By Staff Reporter
GOVERNMENT says it intends to revise the Traditional Medical Practioners Act (TMPA) in an effort to promote traditional medicine so that it can be integrated into the clinical practice.
According to statistics, 80 percent of people living with HIV/AIDS in the country and 52 percent of pregnant women use traditional medicine for various reasons.
Traditional medicine is said to be the first line of treatment of many uncomplicated diseases in Zimbabwe but most of it has not been subjected to clinical trials to understand issues of safety and their effectiveness.
Ministry of Health and Child Care (MoHCC) says traditional medicine is a difficult area to deal with as it contains lots of secrets and there is no formal training for the practioners.
Giving oral evidence before a Parliamentary Committee on Health and Child Care, MoHCC Permanent Secretary Dr. Gerald Gwinji said development of traditional medicine can only move forward in the country if the related legislations and policies are revises to close the existing gaps.

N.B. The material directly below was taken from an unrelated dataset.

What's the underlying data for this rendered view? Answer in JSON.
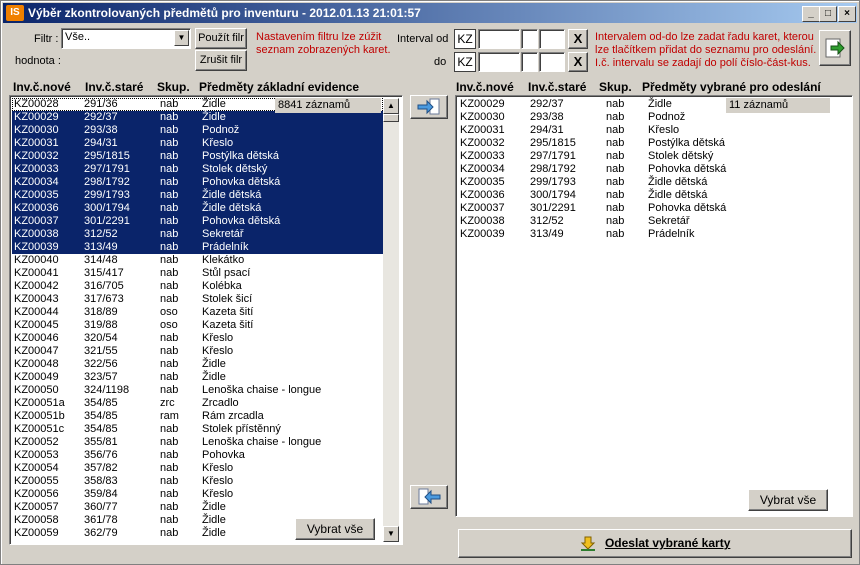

“The Traditional Medical Practioners’ Act was promulgated in 1981, since then several changes have occurred in the social-economic and health service delivery landscape.
“Gaps exist which require the Act to be revised to create an enabling environment for the development of Traditional Medicine. Hostilities among practioners and associations, stigma and lack of a clear regulatory framework restrict the development of traditional medicine.
“The Traditional Medicine Act needs revision to address things such as Traditional Medicine medical personnel management regulations, the protection regulations of traditional knowledge of the traditional medicine, Herbal medicines management regulations and the traditional medicine education and training. Therefore the ministry intends to revise the Traditional Medical Practioners’ Act,” he said.
As of 2016, Zimbabwe had about 1069 traditional health practioners, 13 traditional medicine organisations, 12 herbal clinics, 14 faith based organisations, 2 herbal medicine wholesalers, 3 herbal gardens and 6 complementary and alternative medicines training institutions.
Since there is no formal school for traditional medicine in the country, as some of it is passed from generation to generation, government has been conducting basic training in the area of health hygiene and record keeping.
“There is no formal training what we have been trying to do is to say within that informal training how do we come up with a program that teaches them basic issues, we have started that with UZ about keeping your things clean, how to keep your records.
“They also want something that benefits them rather than just the system so there was an issue around management of their own business. So there is no formal training really in terms of traditional medicine it was by apprenticeship and so forth so we have no formal measurement against the training they got its peer to peer assessment,” said government.